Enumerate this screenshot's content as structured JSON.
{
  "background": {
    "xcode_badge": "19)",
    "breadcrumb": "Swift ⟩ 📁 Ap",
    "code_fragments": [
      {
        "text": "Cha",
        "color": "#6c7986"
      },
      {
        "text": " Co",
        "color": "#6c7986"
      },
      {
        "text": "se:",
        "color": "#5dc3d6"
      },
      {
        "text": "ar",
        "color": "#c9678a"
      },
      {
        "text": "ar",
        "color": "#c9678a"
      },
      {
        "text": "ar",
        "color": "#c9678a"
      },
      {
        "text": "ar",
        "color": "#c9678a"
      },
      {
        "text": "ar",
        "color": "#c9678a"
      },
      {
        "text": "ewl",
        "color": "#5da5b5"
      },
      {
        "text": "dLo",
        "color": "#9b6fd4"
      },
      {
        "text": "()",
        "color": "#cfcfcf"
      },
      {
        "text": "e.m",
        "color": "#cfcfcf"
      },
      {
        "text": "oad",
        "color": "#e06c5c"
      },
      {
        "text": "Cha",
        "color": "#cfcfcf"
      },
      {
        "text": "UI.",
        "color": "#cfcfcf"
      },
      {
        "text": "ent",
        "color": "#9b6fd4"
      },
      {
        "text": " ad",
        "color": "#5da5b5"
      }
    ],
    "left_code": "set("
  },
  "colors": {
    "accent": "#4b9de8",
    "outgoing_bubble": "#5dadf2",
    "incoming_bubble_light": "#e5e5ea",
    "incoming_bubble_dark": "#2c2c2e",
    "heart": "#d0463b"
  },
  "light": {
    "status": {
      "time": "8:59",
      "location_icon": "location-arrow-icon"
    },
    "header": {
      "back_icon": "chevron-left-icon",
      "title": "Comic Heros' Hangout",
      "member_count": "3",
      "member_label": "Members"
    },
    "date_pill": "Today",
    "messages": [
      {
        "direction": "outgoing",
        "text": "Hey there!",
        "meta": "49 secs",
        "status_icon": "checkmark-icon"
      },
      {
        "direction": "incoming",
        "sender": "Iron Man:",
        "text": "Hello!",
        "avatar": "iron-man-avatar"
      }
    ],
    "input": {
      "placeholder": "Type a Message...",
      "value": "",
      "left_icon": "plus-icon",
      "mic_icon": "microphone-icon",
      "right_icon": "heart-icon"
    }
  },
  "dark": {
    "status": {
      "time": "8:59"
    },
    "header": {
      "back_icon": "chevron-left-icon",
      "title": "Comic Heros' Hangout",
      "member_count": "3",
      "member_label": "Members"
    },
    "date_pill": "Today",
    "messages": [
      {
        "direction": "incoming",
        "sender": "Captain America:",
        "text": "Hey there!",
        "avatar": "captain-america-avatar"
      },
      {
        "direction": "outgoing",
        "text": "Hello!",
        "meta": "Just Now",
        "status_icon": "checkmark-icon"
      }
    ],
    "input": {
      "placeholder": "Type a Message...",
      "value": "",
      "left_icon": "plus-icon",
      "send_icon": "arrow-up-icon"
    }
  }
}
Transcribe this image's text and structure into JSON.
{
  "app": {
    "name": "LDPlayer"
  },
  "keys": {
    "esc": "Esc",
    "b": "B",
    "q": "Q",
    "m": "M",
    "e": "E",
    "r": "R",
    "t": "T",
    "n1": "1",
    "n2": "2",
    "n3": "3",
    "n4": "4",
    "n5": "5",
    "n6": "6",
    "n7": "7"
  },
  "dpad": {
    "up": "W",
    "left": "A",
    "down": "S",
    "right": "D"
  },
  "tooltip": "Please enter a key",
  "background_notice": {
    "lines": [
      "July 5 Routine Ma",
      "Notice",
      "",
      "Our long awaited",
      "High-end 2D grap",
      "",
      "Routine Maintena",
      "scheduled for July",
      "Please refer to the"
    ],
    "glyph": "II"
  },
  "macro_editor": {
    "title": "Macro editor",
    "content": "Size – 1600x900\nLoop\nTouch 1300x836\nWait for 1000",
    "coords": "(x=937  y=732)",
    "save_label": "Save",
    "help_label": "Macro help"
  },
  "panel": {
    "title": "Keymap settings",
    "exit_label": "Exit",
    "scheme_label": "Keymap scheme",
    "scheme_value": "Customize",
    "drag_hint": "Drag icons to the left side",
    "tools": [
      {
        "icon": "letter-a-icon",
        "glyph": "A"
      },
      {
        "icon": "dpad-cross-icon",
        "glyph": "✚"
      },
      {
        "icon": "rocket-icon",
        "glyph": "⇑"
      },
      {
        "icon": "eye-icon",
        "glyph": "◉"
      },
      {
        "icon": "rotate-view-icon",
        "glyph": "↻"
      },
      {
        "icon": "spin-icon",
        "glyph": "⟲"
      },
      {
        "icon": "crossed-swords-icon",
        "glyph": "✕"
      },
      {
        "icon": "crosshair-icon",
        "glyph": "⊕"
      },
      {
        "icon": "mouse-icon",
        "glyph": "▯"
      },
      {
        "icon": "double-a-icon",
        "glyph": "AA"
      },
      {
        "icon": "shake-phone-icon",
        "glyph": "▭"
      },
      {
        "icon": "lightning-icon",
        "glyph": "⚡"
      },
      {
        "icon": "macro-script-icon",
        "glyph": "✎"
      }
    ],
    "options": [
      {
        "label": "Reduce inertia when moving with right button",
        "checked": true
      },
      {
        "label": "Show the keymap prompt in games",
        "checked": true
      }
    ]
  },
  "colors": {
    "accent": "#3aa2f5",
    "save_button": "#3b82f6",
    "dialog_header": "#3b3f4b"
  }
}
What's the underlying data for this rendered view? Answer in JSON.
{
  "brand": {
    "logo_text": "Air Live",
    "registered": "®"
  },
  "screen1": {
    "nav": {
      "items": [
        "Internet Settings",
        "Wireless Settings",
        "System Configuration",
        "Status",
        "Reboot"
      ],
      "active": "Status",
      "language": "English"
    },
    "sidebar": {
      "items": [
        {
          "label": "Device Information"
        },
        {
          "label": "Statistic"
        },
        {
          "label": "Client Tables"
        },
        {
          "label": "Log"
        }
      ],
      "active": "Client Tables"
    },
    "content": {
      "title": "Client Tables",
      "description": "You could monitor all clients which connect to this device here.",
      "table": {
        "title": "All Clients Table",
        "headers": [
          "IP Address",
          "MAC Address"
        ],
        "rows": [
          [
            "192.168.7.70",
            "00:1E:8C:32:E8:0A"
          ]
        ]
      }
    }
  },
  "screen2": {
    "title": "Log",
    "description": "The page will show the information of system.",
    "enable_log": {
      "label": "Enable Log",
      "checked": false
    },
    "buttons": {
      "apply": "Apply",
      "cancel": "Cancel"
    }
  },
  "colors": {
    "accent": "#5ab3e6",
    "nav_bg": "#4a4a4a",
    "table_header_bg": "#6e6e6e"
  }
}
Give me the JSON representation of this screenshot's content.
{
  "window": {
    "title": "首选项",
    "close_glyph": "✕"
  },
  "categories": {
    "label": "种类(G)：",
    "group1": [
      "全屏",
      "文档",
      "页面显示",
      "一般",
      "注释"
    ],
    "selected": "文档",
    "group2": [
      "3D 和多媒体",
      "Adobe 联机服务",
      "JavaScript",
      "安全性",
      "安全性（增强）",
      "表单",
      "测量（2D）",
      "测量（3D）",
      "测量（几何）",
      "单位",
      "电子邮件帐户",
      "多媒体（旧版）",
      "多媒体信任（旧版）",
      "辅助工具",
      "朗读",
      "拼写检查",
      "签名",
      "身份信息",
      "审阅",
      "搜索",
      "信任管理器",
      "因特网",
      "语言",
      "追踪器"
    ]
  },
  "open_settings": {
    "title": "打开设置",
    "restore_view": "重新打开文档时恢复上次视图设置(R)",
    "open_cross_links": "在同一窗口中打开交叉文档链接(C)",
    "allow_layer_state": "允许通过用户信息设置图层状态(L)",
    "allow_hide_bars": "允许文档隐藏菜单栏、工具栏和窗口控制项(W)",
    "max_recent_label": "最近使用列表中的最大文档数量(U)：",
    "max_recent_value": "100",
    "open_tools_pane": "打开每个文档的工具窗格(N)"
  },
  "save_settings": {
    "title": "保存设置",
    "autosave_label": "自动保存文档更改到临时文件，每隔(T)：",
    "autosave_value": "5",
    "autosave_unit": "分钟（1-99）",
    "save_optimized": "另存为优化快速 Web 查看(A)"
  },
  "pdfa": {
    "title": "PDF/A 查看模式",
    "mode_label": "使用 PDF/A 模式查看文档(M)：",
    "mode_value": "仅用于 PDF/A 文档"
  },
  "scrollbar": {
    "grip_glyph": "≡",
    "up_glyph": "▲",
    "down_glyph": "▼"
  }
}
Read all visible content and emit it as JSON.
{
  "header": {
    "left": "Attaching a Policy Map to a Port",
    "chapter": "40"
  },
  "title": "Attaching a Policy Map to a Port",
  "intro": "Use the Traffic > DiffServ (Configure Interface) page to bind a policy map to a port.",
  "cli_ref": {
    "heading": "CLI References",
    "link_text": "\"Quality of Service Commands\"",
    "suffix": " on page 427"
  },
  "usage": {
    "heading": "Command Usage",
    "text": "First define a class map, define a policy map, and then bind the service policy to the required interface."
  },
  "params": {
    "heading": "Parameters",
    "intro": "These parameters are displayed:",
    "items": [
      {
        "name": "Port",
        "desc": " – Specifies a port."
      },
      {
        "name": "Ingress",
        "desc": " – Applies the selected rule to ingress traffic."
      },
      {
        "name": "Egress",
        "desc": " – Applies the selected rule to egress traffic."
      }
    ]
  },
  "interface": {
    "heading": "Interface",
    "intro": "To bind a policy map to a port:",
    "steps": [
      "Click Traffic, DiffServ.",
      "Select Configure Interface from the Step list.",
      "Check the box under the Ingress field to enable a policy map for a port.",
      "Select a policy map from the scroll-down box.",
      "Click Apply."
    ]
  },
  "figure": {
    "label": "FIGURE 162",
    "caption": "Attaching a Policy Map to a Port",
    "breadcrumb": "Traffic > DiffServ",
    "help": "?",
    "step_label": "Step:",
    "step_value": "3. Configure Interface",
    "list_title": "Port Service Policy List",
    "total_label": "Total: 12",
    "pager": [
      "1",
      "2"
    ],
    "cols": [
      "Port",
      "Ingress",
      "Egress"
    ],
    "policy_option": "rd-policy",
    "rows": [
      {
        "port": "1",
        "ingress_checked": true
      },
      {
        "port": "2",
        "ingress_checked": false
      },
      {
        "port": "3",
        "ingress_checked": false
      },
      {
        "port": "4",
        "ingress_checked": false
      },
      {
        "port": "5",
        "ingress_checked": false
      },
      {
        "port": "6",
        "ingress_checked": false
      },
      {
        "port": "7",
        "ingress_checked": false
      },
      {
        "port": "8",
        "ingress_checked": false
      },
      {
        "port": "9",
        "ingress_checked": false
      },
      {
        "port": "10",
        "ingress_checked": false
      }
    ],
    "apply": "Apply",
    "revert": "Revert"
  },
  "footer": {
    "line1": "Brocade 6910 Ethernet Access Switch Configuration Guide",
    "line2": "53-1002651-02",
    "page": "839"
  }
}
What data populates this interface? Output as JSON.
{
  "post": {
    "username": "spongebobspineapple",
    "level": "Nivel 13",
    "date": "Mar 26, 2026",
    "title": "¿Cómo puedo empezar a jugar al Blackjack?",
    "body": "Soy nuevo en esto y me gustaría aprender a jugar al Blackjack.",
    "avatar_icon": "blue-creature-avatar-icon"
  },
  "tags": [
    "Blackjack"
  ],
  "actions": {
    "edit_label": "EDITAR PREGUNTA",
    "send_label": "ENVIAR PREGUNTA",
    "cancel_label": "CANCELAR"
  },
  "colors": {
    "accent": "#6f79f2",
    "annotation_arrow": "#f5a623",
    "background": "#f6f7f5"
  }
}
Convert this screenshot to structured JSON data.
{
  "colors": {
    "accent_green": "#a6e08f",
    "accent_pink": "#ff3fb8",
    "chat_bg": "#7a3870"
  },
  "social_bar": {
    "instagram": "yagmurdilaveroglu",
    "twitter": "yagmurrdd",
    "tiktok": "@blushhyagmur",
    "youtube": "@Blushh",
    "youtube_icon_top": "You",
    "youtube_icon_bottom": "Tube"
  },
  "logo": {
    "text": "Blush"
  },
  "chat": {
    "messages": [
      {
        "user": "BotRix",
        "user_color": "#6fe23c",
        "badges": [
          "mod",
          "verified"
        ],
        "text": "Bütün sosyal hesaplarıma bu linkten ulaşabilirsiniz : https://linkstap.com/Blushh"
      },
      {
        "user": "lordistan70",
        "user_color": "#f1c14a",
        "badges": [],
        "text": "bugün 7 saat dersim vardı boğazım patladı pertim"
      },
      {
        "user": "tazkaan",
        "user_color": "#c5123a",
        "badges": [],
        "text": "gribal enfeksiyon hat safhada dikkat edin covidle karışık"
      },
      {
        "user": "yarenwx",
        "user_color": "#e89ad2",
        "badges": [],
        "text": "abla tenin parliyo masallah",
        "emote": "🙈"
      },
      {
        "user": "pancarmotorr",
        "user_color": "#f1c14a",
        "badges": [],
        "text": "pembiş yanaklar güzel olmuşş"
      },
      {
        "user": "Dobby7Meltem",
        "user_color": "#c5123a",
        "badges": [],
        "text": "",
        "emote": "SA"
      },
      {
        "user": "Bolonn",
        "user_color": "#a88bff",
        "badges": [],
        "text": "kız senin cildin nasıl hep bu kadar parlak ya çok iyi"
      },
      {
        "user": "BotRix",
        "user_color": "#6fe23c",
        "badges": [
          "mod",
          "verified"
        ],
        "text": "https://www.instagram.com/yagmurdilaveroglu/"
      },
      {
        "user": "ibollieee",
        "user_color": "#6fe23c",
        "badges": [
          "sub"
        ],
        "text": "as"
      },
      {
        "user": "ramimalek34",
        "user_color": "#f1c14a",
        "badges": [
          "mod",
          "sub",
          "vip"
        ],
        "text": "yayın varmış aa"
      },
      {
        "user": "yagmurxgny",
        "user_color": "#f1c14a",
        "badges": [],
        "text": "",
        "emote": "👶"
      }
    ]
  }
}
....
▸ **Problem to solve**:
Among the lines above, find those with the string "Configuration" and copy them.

▸ **Finished exercise**:
        "System Configuration",
    "line1": "Brocade 6910 Ethernet Access Switch Configuration Guide",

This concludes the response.